The problem with the purely helpful side of human nature is that people, unlike dogs, take advantage of it. I once met an aspiring writer—a doll-faced woman I'll call Gloria—who had lost whole chapters of her half-finished novel because she didn't know how to back up her computer files. Thinking this was a lost-puppy situation, I hired a babysitter, went to Gloria's house, showed her how to save a file (point this, click that), and sat beside her while she repeated the procedure for each of 20 chapters. Early the next morning, my phone rang. "I wrote a new chapter!" Gloria chirruped. "Come over and show me how to back up the file!" I'm not sure what became of Gloria; I sort of lost touch with her after that.

I mean seconds after.

Now, I don't think Gloria was an evil manipulator. I think she felt genuinely incapable of saving the file—but my gut told me it was learned helplessness, not real need, and the norm of reciprocity inspired me to drop that potential friendship like a bad habit.

My point: We should ask for help guilelessly, confident in human graciousness—but only if it's absolutely necessary. If we abuse the privilege, we risk becoming pariahs. So how do I make this crucial judgment under pressure? How do I know if I am about to get smushed on the freeway of life because I failed to seek aid, or become ditched by people who are sick of my manipulative begging? For answers, I turned to someone whose job it is to stay in the sweet spot of need.

It's hard to imagine a more vulnerable population than the residents of the Neonatal Intensive Care Unit at Cedars-Sinai Medical Center. I'm visiting the NICU with parent liaison Dorothy Williams, who introduces me to the patients, most of whom weigh less than my mocha Frappuccino. No chubby cherubs here: These babies combine the heartbreaking scrawniness of the extremely old with the total inexperience of the extremely young. I'm moved to tears, partly by their fragility and partly by the complicated machines and devoted professionals around each tiny person, attesting to human determination to help the truly helpless.
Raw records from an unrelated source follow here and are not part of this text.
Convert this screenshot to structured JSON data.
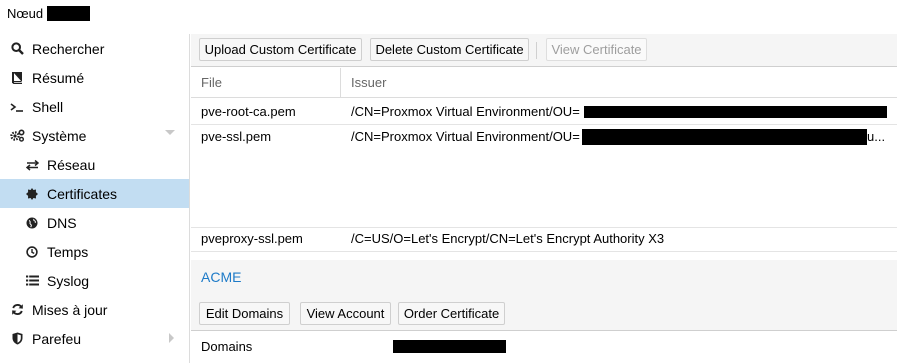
{
  "header": {
    "node_label": "Nœud"
  },
  "sidebar": {
    "items": [
      {
        "label": "Rechercher",
        "icon": "search-icon"
      },
      {
        "label": "Résumé",
        "icon": "book-icon"
      },
      {
        "label": "Shell",
        "icon": "terminal-icon"
      },
      {
        "label": "Système",
        "icon": "gears-icon"
      },
      {
        "label": "Réseau",
        "icon": "exchange-icon"
      },
      {
        "label": "Certificates",
        "icon": "certificate-icon"
      },
      {
        "label": "DNS",
        "icon": "globe-icon"
      },
      {
        "label": "Temps",
        "icon": "clock-icon"
      },
      {
        "label": "Syslog",
        "icon": "list-icon"
      },
      {
        "label": "Mises à jour",
        "icon": "refresh-icon"
      },
      {
        "label": "Parefeu",
        "icon": "shield-icon"
      }
    ]
  },
  "toolbar": {
    "upload_label": "Upload Custom Certificate",
    "delete_label": "Delete Custom Certificate",
    "view_label": "View Certificate"
  },
  "grid": {
    "columns": [
      "File",
      "Issuer"
    ],
    "rows": [
      {
        "file": "pve-root-ca.pem",
        "issuer": "/CN=Proxmox Virtual Environment/OU="
      },
      {
        "file": "pve-ssl.pem",
        "issuer": "/CN=Proxmox Virtual Environment/OU=",
        "suffix": "u..."
      },
      {
        "file": "pveproxy-ssl.pem",
        "issuer": "/C=US/O=Let's Encrypt/CN=Let's Encrypt Authority X3"
      }
    ]
  },
  "acme": {
    "title": "ACME",
    "edit_domains_label": "Edit Domains",
    "view_account_label": "View Account",
    "order_certificate_label": "Order Certificate",
    "domains_label": "Domains"
  },
  "colors": {
    "selected_bg": "#c2ddf2",
    "acme_title": "#1e7bc8"
  }
}
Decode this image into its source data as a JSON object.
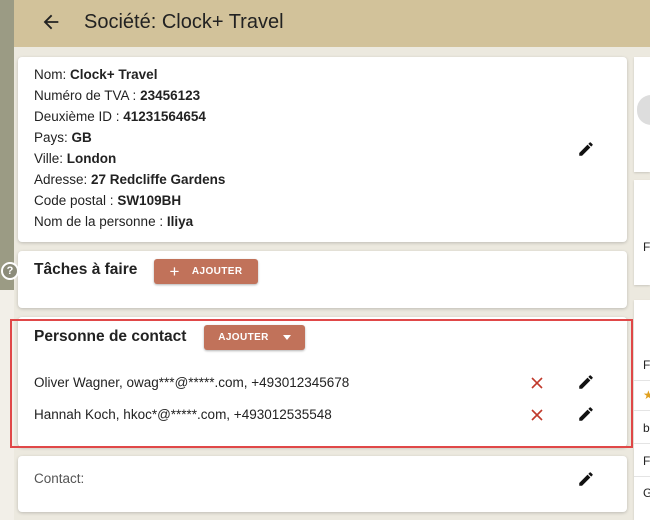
{
  "header": {
    "title": "Société: Clock+ Travel",
    "bg_color": "#d2c29a"
  },
  "company": {
    "fields": [
      {
        "label": "Nom: ",
        "value": "Clock+ Travel"
      },
      {
        "label": "Numéro de TVA : ",
        "value": "23456123"
      },
      {
        "label": "Deuxième ID : ",
        "value": "41231564654"
      },
      {
        "label": "Pays: ",
        "value": "GB"
      },
      {
        "label": "Ville: ",
        "value": "London"
      },
      {
        "label": "Adresse: ",
        "value": "27 Redcliffe Gardens"
      },
      {
        "label": "Code postal : ",
        "value": "SW109BH"
      },
      {
        "label": "Nom de la personne : ",
        "value": "Iliya"
      }
    ]
  },
  "tasks": {
    "title": "Tâches à faire",
    "add_label": "AJOUTER"
  },
  "contacts": {
    "title": "Personne de contact",
    "add_label": "AJOUTER",
    "items": [
      {
        "text": "Oliver Wagner, owag***@*****.com, +493012345678"
      },
      {
        "text": "Hannah Koch, hkoc*@*****.com, +493012535548"
      }
    ]
  },
  "contact_section": {
    "label": "Contact:"
  },
  "right_panel": {
    "letters": [
      "F",
      "F",
      "b",
      "F",
      "G"
    ]
  },
  "help": {
    "symbol": "?"
  },
  "colors": {
    "accent": "#c1725a",
    "delete": "#c0392b",
    "highlight": "#e04848"
  }
}
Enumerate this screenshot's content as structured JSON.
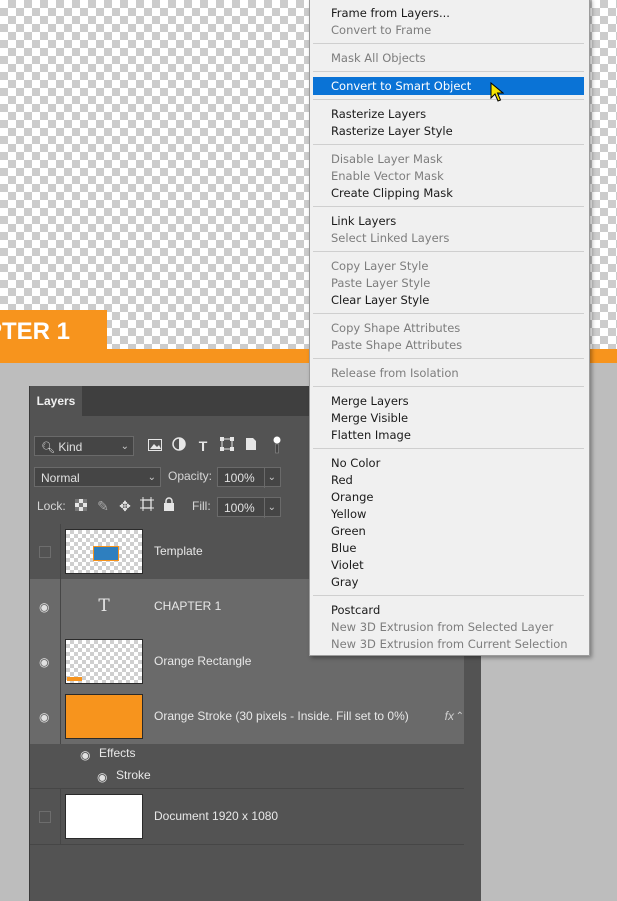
{
  "canvas": {
    "chapter_text": "PTER 1"
  },
  "layers_panel": {
    "tab": "Layers",
    "filter": {
      "kind": "Kind"
    },
    "blend_mode": "Normal",
    "opacity_label": "Opacity:",
    "opacity_value": "100%",
    "lock_label": "Lock:",
    "fill_label": "Fill:",
    "fill_value": "100%",
    "layers": [
      {
        "name": "Template"
      },
      {
        "name": "CHAPTER 1",
        "type_icon": "T"
      },
      {
        "name": "Orange Rectangle"
      },
      {
        "name": "Orange Stroke (30 pixels - Inside. Fill set to 0%)",
        "fx": "fx"
      },
      {
        "name": "Document 1920 x 1080"
      }
    ],
    "effects_label": "Effects",
    "stroke_label": "Stroke"
  },
  "context_menu": {
    "items": [
      {
        "label": "Frame from Layers...",
        "state": "enabled"
      },
      {
        "label": "Convert to Frame",
        "state": "disabled"
      },
      {
        "label": "Mask All Objects",
        "state": "disabled"
      },
      {
        "label": "Convert to Smart Object",
        "state": "highlighted"
      },
      {
        "label": "Rasterize Layers",
        "state": "enabled"
      },
      {
        "label": "Rasterize Layer Style",
        "state": "enabled"
      },
      {
        "label": "Disable Layer Mask",
        "state": "disabled"
      },
      {
        "label": "Enable Vector Mask",
        "state": "disabled"
      },
      {
        "label": "Create Clipping Mask",
        "state": "enabled"
      },
      {
        "label": "Link Layers",
        "state": "enabled"
      },
      {
        "label": "Select Linked Layers",
        "state": "disabled"
      },
      {
        "label": "Copy Layer Style",
        "state": "disabled"
      },
      {
        "label": "Paste Layer Style",
        "state": "disabled"
      },
      {
        "label": "Clear Layer Style",
        "state": "enabled"
      },
      {
        "label": "Copy Shape Attributes",
        "state": "disabled"
      },
      {
        "label": "Paste Shape Attributes",
        "state": "disabled"
      },
      {
        "label": "Release from Isolation",
        "state": "disabled"
      },
      {
        "label": "Merge Layers",
        "state": "enabled"
      },
      {
        "label": "Merge Visible",
        "state": "enabled"
      },
      {
        "label": "Flatten Image",
        "state": "enabled"
      },
      {
        "label": "No Color",
        "state": "enabled"
      },
      {
        "label": "Red",
        "state": "enabled"
      },
      {
        "label": "Orange",
        "state": "enabled"
      },
      {
        "label": "Yellow",
        "state": "enabled"
      },
      {
        "label": "Green",
        "state": "enabled"
      },
      {
        "label": "Blue",
        "state": "enabled"
      },
      {
        "label": "Violet",
        "state": "enabled"
      },
      {
        "label": "Gray",
        "state": "enabled"
      },
      {
        "label": "Postcard",
        "state": "enabled"
      },
      {
        "label": "New 3D Extrusion from Selected Layer",
        "state": "disabled"
      },
      {
        "label": "New 3D Extrusion from Current Selection",
        "state": "disabled"
      }
    ]
  },
  "colors": {
    "accent_orange": "#f7941d",
    "menu_highlight": "#0a73d6",
    "panel_bg": "#535353"
  }
}
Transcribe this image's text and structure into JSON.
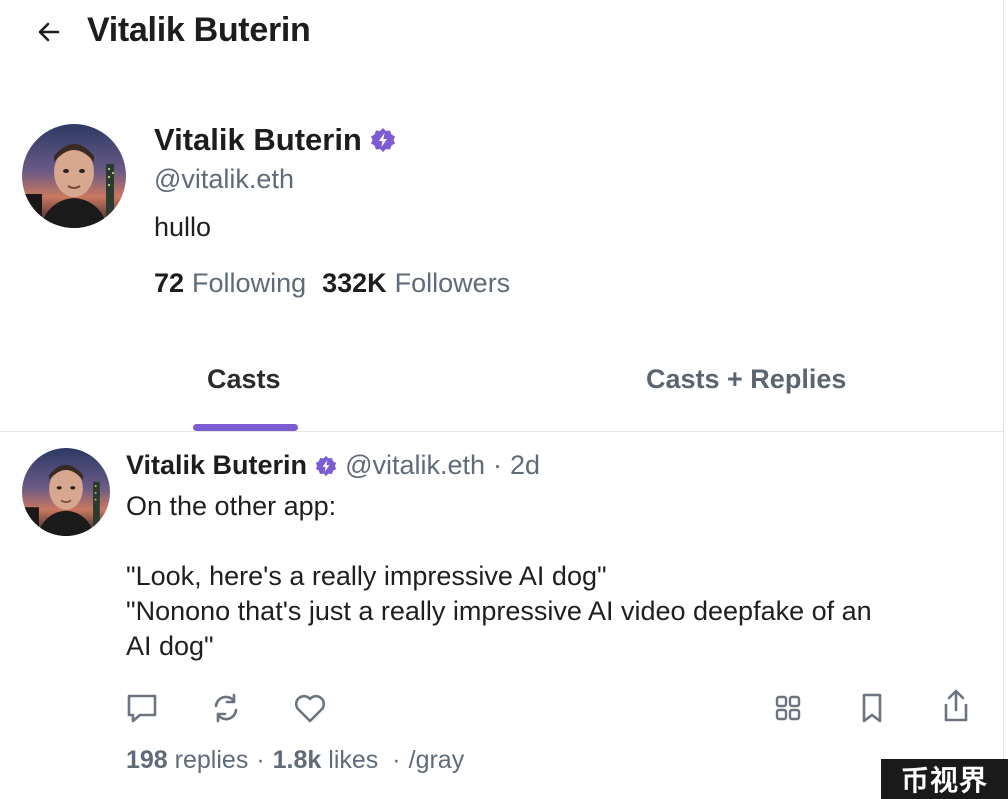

"It's the parents I focus on," says Dorothy. "They're exhausted, they're in shock, they have to take care of other kids and jobs and mortgages."

I ask her if most parents tell her when they need help.

"Oh," Dorothy says, "they always tell you—even when they won't tell you." I tell her that I'm not quite following.

At this point, one of her coworkers says, "Well, I know it's time to help when they start asking how. 'How do I comfort my newborn?' 'How do I talk to my relatives?' 'How will we pay for this?' The more they ask how, the more they need help, and the more able they are to receive it." Dorothy nods.

Next: How to get the help you need